But the thrill of skating and competing outweigh the financial hurdles. And there is the fun of uncovering those crazy nicknames for the skaters – Ames To Kill, Kneads Therapy, Philly Sheezskate and Betty Fright, complete with two arms plastered with tattoos. A referee goes by Studly Do Right and one announcer is labeled Major Rupture.
Not to be left out are unique team names. The women’s league includes the Slaughterhouse Roller Girls, Assassination City and Hudson Valley Horrors, while the men counter with the Quadfathers, Chicago Bruise and New York Stock Exchange (complete with a logo featuring a suit and tie skater).

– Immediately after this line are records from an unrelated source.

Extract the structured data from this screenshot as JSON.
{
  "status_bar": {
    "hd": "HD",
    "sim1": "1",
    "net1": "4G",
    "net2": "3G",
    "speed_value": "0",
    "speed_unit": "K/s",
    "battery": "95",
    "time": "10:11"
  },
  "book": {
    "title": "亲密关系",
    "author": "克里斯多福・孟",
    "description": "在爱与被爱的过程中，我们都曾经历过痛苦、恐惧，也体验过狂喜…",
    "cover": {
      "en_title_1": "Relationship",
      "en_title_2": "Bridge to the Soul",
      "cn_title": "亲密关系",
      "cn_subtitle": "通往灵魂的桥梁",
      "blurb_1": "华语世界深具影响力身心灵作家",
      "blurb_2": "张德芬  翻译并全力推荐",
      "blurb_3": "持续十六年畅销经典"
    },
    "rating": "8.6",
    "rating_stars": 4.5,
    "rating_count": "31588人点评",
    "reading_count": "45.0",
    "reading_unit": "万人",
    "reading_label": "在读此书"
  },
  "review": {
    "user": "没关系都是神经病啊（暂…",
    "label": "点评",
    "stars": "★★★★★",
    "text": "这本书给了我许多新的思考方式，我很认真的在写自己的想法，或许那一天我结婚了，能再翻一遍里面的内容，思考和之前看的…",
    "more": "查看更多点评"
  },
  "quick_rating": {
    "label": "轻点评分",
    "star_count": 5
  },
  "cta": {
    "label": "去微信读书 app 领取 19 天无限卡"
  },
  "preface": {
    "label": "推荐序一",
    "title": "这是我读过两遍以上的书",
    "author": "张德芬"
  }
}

Can this zany show end up on television again? “That is the ultimate dream,” admitted Flatliner.
In the meantime, the doors are open for new skaters. The current Circle City cast includes social workers, doctors and attorneys. The team holds special camps to reach new skaters.
“We tell people to give it a try,” said Tiny Ann. “You would be surprised how we can take people who can’t stand up on skate and turn them into players.”
Bring your nicknames, ladies.
- Circle City Derby Girls
- All-girl roller derby league
- Founded in 2008
- Home course: the Forum at Fishers at 9022 E. 126th St.
- Open to women 18 years of age or older
- Upcoming bouts: July 19 and Aug. 2
- Ticket prices: $10 in advance or $12 at the door, children 6 and under are free
- Contact info: CircleCityDerbyGirls@gmail.com